• Exercise input:
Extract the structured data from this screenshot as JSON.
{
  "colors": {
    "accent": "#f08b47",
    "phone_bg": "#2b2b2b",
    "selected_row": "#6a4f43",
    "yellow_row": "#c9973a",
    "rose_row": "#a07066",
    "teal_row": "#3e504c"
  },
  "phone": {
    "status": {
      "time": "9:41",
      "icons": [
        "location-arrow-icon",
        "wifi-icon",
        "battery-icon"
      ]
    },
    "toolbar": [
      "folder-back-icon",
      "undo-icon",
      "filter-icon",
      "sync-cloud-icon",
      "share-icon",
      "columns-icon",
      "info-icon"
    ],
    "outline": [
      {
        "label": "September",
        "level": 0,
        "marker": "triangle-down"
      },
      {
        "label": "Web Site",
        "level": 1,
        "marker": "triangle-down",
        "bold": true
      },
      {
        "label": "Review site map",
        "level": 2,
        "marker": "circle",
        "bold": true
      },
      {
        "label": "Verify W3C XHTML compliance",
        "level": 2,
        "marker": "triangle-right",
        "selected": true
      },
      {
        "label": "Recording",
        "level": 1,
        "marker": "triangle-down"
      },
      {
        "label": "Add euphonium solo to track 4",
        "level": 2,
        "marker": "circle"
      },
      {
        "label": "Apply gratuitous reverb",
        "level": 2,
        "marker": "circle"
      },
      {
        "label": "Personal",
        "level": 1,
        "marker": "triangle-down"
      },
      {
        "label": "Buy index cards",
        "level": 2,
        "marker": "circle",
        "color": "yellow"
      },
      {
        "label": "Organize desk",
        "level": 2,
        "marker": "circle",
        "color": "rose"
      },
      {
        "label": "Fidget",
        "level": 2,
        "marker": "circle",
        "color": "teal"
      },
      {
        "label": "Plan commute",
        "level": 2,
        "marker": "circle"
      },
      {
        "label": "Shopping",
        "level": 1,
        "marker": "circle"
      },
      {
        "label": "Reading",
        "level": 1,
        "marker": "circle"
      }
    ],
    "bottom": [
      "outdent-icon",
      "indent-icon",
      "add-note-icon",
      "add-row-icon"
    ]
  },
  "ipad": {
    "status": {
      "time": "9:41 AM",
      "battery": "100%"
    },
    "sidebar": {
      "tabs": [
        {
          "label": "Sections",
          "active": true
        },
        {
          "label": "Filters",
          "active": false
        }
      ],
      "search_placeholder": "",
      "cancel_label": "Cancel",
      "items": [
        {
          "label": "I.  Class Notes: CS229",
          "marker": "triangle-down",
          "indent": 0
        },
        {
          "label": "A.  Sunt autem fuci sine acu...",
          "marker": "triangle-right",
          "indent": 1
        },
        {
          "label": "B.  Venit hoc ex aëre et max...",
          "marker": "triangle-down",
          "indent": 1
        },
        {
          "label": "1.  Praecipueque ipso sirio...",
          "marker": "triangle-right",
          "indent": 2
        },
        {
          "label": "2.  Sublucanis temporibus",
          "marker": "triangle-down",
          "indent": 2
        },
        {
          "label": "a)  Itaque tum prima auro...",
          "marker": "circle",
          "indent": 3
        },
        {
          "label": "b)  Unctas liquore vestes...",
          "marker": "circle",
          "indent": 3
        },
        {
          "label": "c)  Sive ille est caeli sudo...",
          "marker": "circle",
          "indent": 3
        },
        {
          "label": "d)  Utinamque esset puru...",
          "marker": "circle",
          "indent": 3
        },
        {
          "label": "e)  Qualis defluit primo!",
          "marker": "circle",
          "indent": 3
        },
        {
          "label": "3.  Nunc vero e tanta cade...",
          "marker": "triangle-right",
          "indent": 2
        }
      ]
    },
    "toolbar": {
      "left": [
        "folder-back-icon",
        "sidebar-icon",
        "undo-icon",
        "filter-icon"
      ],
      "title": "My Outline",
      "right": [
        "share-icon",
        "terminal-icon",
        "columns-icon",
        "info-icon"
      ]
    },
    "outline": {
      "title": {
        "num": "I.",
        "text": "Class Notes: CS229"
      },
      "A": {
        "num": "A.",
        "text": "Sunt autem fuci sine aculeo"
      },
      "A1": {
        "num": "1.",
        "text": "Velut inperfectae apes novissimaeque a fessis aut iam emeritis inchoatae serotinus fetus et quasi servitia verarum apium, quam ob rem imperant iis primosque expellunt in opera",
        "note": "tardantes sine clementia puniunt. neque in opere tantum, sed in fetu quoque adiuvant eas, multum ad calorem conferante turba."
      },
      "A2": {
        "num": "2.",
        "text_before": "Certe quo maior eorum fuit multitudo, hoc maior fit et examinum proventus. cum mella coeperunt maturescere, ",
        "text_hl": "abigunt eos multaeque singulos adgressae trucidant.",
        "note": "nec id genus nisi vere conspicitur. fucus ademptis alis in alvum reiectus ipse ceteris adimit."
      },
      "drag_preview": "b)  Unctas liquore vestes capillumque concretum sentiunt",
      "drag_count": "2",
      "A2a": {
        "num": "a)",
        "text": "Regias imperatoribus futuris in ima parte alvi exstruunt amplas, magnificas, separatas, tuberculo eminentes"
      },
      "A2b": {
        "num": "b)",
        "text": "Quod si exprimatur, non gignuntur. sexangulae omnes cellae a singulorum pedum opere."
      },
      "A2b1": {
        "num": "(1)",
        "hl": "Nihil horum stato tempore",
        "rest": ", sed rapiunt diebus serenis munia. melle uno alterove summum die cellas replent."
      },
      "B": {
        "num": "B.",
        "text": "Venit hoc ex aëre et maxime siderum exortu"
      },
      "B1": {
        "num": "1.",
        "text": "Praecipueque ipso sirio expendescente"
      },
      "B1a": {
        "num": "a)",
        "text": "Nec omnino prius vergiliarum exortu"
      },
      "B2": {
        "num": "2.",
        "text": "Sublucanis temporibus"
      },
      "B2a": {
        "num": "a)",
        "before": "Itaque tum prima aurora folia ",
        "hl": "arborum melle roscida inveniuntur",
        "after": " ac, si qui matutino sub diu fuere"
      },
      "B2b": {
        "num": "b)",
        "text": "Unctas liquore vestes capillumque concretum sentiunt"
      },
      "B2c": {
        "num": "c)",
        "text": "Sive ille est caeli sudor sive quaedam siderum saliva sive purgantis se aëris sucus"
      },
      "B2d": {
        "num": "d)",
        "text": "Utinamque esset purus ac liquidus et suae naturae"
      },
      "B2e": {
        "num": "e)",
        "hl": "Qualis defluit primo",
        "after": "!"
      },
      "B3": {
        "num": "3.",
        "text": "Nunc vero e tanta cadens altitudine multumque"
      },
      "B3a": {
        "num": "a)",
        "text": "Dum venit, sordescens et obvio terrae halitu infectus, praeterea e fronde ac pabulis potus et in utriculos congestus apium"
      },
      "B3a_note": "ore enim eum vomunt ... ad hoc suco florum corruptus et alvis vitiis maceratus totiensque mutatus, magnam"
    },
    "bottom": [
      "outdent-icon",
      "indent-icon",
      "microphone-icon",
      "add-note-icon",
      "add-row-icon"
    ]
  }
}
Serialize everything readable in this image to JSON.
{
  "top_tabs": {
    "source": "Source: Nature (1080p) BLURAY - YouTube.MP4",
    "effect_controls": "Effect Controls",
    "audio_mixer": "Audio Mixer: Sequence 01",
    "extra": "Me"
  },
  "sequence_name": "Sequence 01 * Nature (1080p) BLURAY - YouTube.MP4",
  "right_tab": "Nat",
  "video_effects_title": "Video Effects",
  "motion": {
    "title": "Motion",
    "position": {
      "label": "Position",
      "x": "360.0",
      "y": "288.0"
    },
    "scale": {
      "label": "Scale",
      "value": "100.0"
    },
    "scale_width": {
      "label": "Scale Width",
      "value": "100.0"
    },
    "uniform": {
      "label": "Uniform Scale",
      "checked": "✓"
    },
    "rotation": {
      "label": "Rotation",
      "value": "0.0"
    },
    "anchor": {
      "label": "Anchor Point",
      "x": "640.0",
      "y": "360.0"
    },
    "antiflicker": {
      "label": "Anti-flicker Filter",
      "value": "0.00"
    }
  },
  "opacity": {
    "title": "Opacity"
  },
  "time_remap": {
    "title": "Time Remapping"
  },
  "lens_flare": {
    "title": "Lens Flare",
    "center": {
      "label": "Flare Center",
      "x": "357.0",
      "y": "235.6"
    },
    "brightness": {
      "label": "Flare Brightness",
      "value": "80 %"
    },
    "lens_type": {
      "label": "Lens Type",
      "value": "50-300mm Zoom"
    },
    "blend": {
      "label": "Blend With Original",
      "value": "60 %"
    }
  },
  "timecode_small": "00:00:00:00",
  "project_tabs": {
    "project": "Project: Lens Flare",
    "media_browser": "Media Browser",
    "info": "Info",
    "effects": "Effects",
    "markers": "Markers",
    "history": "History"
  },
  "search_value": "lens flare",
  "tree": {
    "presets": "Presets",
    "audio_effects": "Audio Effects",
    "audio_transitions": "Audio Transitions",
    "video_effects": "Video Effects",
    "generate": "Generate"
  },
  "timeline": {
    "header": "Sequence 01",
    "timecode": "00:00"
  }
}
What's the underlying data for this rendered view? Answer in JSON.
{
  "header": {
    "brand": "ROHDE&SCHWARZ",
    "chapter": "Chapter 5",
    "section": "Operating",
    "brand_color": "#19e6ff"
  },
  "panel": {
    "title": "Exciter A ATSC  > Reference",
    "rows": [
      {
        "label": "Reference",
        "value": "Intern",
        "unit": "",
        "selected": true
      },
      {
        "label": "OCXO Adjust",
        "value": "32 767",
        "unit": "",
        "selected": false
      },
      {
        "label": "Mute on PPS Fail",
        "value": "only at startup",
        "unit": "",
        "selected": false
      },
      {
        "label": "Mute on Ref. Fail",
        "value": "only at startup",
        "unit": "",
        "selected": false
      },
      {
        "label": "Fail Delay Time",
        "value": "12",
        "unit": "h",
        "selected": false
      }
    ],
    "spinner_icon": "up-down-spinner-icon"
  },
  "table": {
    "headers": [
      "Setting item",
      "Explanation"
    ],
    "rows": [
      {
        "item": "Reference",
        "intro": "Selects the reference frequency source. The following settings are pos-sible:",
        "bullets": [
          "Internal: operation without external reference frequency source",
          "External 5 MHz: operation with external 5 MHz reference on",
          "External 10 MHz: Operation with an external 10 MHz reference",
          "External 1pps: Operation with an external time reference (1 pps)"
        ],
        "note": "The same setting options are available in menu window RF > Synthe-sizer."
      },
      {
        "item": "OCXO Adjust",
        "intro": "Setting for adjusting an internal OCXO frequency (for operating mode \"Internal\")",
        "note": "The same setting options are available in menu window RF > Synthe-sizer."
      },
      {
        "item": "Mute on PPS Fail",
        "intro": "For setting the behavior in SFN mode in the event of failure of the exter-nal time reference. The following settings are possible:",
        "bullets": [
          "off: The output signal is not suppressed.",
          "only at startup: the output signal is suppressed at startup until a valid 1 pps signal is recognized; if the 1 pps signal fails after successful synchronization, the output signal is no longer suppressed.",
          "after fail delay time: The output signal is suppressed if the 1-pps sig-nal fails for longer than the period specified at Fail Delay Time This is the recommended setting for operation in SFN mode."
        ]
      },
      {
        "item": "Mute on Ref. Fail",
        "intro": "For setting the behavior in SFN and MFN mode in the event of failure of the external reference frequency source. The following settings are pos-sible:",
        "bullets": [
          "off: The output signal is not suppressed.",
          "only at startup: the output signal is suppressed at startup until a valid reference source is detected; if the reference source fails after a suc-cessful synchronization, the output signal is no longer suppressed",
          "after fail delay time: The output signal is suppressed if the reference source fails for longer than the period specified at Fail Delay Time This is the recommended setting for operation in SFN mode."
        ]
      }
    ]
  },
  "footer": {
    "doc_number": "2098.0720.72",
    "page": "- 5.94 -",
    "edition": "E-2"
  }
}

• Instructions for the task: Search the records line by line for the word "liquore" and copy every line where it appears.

• Exercise answer:
          "label": "b)  Unctas liquore vestes...",
      "drag_preview": "b)  Unctas liquore vestes capillumque concretum sentiunt",
        "text": "Unctas liquore vestes capillumque concretum sentiunt"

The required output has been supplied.